“They're just fun pets,” said Dixie. “They follow you around and love to get attention — just like dogs.”

She laughed while talking about Snappy's lively nature and joked that the mini pet could have a future as a race horse.

“My grandfather used to raise race horses here,” said Dixie. “Maybe it's in the water.”

She said the animals are very trainable.

“One stallion shuts his own gate as if to say, ‘I'm in for the night,'” said Dixie.

The Kimmels had been visiting relatives in Virginia, when Snappy joined the lilliputian herd.

“It was a big surprise,” said Dixie, adding that it's difficult to tell when the mares are pregnant.

The Kimmels have been raising miniatures for 13 years, and Snappy is the fifth foal to be born on the farm.

“When Mom found her, she was so excited,” she said.

And so was Dixie's dad, Robert Shilling, who helps look after the miniature livestock.

“Mom said she has never seen him that excited,” said Dixie. “Dad has never been there for a baby.”

Brigid Beatty is a staff writer for Trib Total Media. She can be reached at 724-543-1303 or bbeatty@tribweb.com.

TribLIVE commenting policy

You are solely responsible for your comments and by using TribLive.com you agree to our Terms of Service.

We moderate comments. Our goal is to provide substantive commentary for a general readership. By screening submissions, we provide a space where readers can share intelligent and informed commentary that enhances the quality of our news and information.

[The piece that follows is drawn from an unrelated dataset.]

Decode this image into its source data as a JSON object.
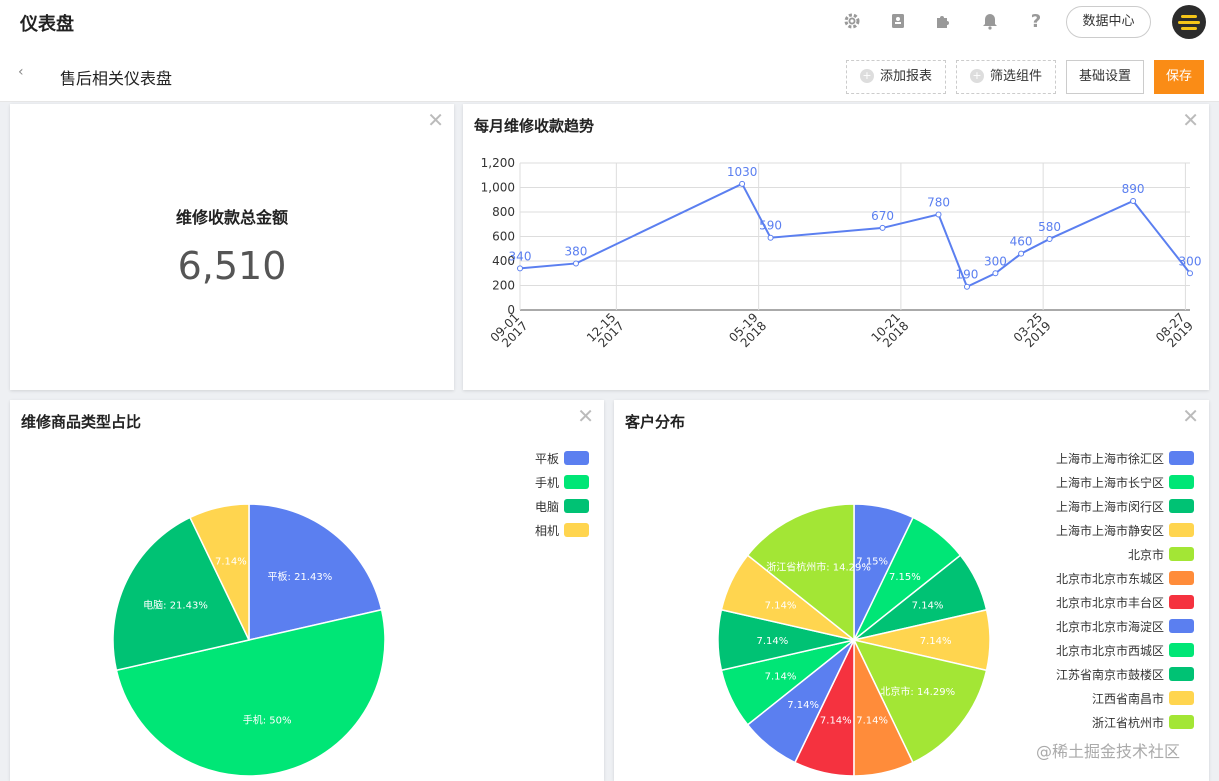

While most comments will be posted if they are on-topic and not abusive, moderating decisions are subjective. We will make them as carefully and consistently as we can. Because of the volume of reader comments, we cannot review individual moderation decisions with readers.

We value thoughtful comments representing a range of views that make their point quickly and politely. We make an effort to protect discussions from repeated comments either by the same reader or different readers

We follow the same standards for taste as the daily newspaper. A few things we won't tolerate: personal attacks, obscenity, vulgarity, profanity (including expletives and letters followed by dashes), commercial promotion, impersonations, incoherence, proselytizing and SHOUTING. Don't include URLs to Web sites.

We do not edit comments. They are either approved or deleted. We reserve the right to edit a comment that is quoted or excerpted in an article. In this case, we may fix spelling and punctuation.

We welcome strong opinions and criticism of our work, but we don't want comments to become bogged down with discussions of our policies and we will moderate accordingly.

We appreciate it when readers and people quoted in articles or blog posts point out errors of fact or emphasis and will investigate all assertions. But these suggestions should be sent via e-mail. To avoid distracting other readers, we won't publish comments that suggest a correction. Instead, corrections will be made in a blog post or in an article.